Images: Installation view of Ancestral Modern: Australian Aboriginal Art from the Kaplan-Levi Collection, Seattle Art Museum, 2012, photo: Nathaniel Wilson. Kurtal, 2005, Ngilperr Ngalyaku Spider Snell, © 2011 Artists Rights Society (ARS), New York / VISCOPY, Australia. Mountain Devil Lizard Dreaming (detail), 1996, Kathleen Petyarre, © Kathleen Petyarre. Walu (detail), 2008, Tommy Mitchell, © Tommy Mitchell. Yunarla (detail), 2010, Yukultji Napangati, © 2011 Artists Rights Society (ARS), New York / VISCOPY, Australia. Leaves (detail), 2002, Gloria Tamerr Petyarre, © 2011 Artists Rights Society (ARS), New York / VISCOPY, Australia, photo: Paul Macapia. Audain Art Museum, Whistler, BC, Canada, photo: Pamela McClusky. Audain Art Museum opening with Bob Kaplan and Margaret Levi, and Director, Curtis Collins.

Toyin Ojih Odutola’s Postures: In This Imperfect Present Moment

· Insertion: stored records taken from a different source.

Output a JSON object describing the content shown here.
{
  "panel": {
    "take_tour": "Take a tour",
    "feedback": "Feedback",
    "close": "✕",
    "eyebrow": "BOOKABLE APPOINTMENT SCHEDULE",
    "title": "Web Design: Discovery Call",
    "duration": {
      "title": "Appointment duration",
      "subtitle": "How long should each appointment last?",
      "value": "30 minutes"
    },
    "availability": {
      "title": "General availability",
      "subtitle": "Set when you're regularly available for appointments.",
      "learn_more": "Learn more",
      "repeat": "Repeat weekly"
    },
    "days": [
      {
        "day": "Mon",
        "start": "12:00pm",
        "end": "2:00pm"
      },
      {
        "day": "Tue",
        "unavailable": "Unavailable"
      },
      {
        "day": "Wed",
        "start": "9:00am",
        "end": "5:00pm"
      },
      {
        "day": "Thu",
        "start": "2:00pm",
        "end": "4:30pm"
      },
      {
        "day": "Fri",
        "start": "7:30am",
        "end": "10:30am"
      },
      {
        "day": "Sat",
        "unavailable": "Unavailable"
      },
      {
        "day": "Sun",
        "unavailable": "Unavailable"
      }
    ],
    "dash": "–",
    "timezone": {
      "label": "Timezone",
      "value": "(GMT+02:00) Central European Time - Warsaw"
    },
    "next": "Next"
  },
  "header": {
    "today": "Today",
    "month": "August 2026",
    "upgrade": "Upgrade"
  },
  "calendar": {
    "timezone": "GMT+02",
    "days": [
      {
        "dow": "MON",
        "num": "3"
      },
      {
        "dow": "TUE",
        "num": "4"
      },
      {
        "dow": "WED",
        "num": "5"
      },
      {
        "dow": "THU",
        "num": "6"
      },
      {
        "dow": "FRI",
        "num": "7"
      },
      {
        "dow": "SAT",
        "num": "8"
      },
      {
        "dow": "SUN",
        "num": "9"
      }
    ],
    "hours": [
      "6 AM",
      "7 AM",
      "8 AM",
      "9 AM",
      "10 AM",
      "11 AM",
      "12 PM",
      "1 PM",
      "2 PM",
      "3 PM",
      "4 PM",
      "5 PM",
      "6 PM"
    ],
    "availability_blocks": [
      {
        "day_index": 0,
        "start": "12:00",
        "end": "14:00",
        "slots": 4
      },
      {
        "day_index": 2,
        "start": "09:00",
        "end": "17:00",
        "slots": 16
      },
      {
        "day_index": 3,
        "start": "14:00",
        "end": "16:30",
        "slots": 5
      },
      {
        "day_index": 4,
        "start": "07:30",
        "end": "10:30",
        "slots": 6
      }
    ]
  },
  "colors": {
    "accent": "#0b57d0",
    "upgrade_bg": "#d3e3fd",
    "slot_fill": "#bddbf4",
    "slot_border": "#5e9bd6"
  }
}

We read each other’s body language all day, every day. In the museum, surrounded by artworks depicting a variety of figures and movements, this instinct can be put to an international test of how well we understand gestures and postures. A walk through the galleries can simulate what it’s like to be in another country, where you don’t know the verbal language and need to navigate based on reading bodies.

In the exhibition In This Imperfect Present Moment, a person’s body is telling you to stop and recognize that their moment has come, and you are a vital participant. They are ready to talk. Which language are they likely to speak? Toyin Ojih Odutola was born in Nigeria, grew up in Alabama, went to art school in San Francisco, and now lives in New York. She’s given many insightful interviews that provide a sense of the conversation you might have with her about her work. For now, here’s just one quote: “I’m attracted to the understated in art: moments that can be quickly passed over, but are complex and layered. There’s nothing wrong with bombast, and the maximalist in aesthetic and presentation, and I often exploit those very qualities. But nothing beats the underwhelming, the quiet, the subtle. When you see the economy of line used so effortlessly—that always gets me, because it isn’t easy.”

– Pam McClusky, Curator of African and Oceanic Art

Images: In This Imperfect Present Moment, 2016, Toyin Ojih Odutola, Nigerian, b. 1985, charcoal, pastel, pencil on paper, 83 x 24 in., Private collection, © Toyin Ojih Odutola, photo courtesy of the artist and Jack Shainman Gallery, New York. You are welcome, 2012, Toyin Ojih Odutola, Nigerian, b. 1985, pen, ink on paper, 11 x 11 in., Private collection, © Toyin Ojih Odutola, photo courtesy of the artist and Jack Shainman Gallery, New York.